Flirting may seem an innocent pastime. But in Titipu, it can be fatal.
That is the underlying threat that creates all of the ridiculous (and uproarious) complications in Hot Mikado, a wildly staged sendup of the Gilbert and Sullivan operetta of a similar title, that opened Monday at Theatre Three.
This 1986 musical comedy with music by Rob Bowman and book and lyrics by David H. Bell, is based on a 1939 production of a show with the same title. The program notes tell us that the main aspects retained from that first production are found in the late-’30s feel of the music and characterizations in this more recent version. Bowman and Bell apparently took the skeleton of that older show and fleshed it out with fresh music and dialog.
The result, judging by this production directed by Bruce R. Coleman, is a scream. This updated version retains the spirit of the original by sticking to the absurd plot G&S concocted for this show (it’s all about forbidden love, a pending execution and bureaucratic ineptitude; don’t worry about it) and incorporating trademark elements such as the tongue-twisting word play that made these operettas so popular in their day.
The rambunctious musical style, which sporadically quotes Sullivan’s original score and Gilbert’s lyrics, reflects the era of the first Hot Mikado. When the three little maids from school do their eponymous number, for example, they sound like the Andrews sisters.
So the source material deserves a lot of credit here. But this production really soars on its performances and its busy, garish look.
Paul Taylor, as the Lord High Executioner Ko-Ko, and Denise Lee, as the scorned woman Katisha, lead the charge with performances that, together, offer more ham than an Easter buffet. They go so far over the top that they cannot even see the top from where they wind up. But in this show, that works, because everything else is played at pretty much the same pitch.

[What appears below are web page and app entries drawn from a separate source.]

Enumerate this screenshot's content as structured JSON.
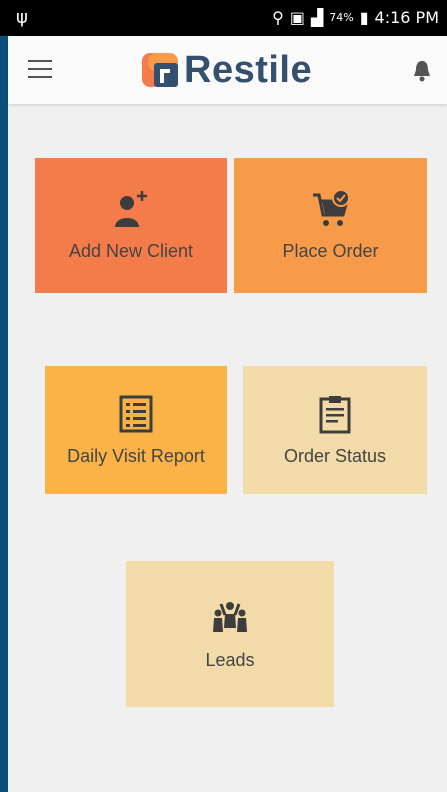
{
  "status_bar": {
    "usb_icon": "usb-icon",
    "battery": "74%",
    "time": "4:16 PM"
  },
  "app_bar": {
    "brand": "Restile",
    "menu_icon": "hamburger-icon",
    "notification_icon": "bell-icon"
  },
  "tiles": [
    {
      "label": "Add New Client",
      "icon": "add-person-icon",
      "color": "#f47c4b"
    },
    {
      "label": "Place Order",
      "icon": "cart-check-icon",
      "color": "#f79b4b"
    },
    {
      "label": "Daily Visit Report",
      "icon": "checklist-icon",
      "color": "#fbb347"
    },
    {
      "label": "Order Status",
      "icon": "clipboard-icon",
      "color": "#f2dba8"
    },
    {
      "label": "Leads",
      "icon": "people-group-icon",
      "color": "#f2dba8"
    }
  ]
}
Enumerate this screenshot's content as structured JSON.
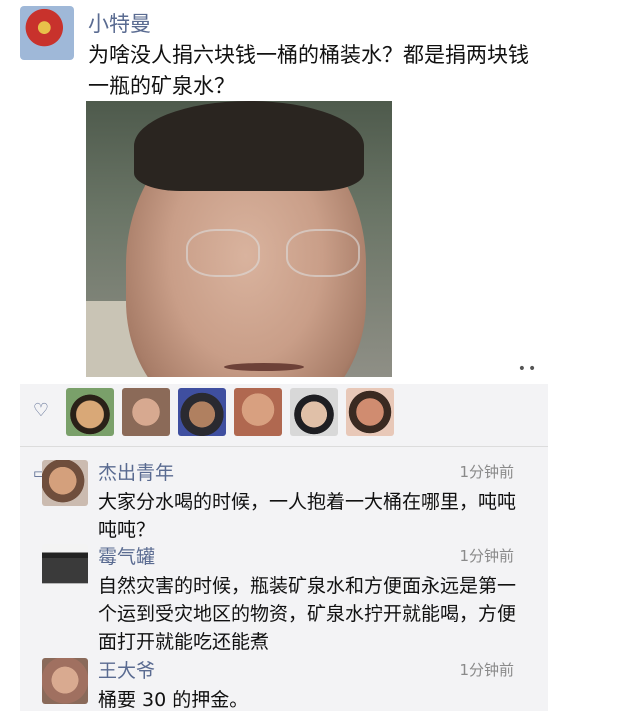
{
  "post": {
    "author": "小特曼",
    "text": "为啥没人捐六块钱一桶的桶装水？都是捐两块钱一瓶的矿泉水？",
    "more_icon": "••",
    "author_avatar_icon": "ultraman-icon"
  },
  "likes": {
    "icon": "heart-outline-icon",
    "count_shown": 6
  },
  "comments_icon": "comment-bubble-icon",
  "comments": [
    {
      "name": "杰出青年",
      "time": "1分钟前",
      "text": "大家分水喝的时候，一人抱着一大桶在哪里，吨吨吨吨？"
    },
    {
      "name": "霉气罐",
      "time": "1分钟前",
      "text": "自然灾害的时候，瓶装矿泉水和方便面永远是第一个运到受灾地区的物资，矿泉水拧开就能喝，方便面打开就能吃还能煮"
    },
    {
      "name": "王大爷",
      "time": "1分钟前",
      "text": "桶要 30 的押金。"
    }
  ],
  "colors": {
    "name_blue": "#5a6b91",
    "panel_bg": "#f3f3f5",
    "time_gray": "#8a8a8a"
  }
}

Slight exceptions to that rule are Dennis Wees (Nanki-Po) and Natalie Coca (Yum-Yum). As the lovers at the center of his nonsense (much of which is triggered by the fact that flirting is a capital crime in the fictional Japanese village of Titipu), the pair provides some outstanding vocal work and has to play things just a bit straighter than the loony tunes orbiting around them.
Also making an indelible impression is Fort Worth actor Major Attaway, as the Mikado, the potentate of this zany world. After making his initial entrance in the second act in a resplendent, blindingly white suit, Attaway owns the theater in exactly the way his character should.
He is certainly not the only well-clothed character. The costume designs, also by Coleman, offer zoot suit-like fashions in brilliant, comic-strip colors that greatly accentuate the loud and proud overall tone of the production.
David Walsh’s set is just Oriental enough to carry the point. And its varying levels prove to be a great playground for choreographer Kelly McCain, who creates a lot of great moves for this large and talented cast. And a six-piece, live band, led by music director Scott Eckert, makes sure the singers and hoofers have solid support.
Indeed, it should be emphasized that, while the leads shine in a number of ways, there is not a weak link to be found among the players. Almost everyone who has a song or a line more than makes the most of it.
A slight complaint that might be made is that the show is a bit too big for its space. Coleman and McCain do a brilliant job of making sure everything fits, but there are times when they seem a bit constrained.
But, on the whole, this show is pure fun. If you like your entertainment in a topsy-turvy style, Hot Mikado is your hot ticket.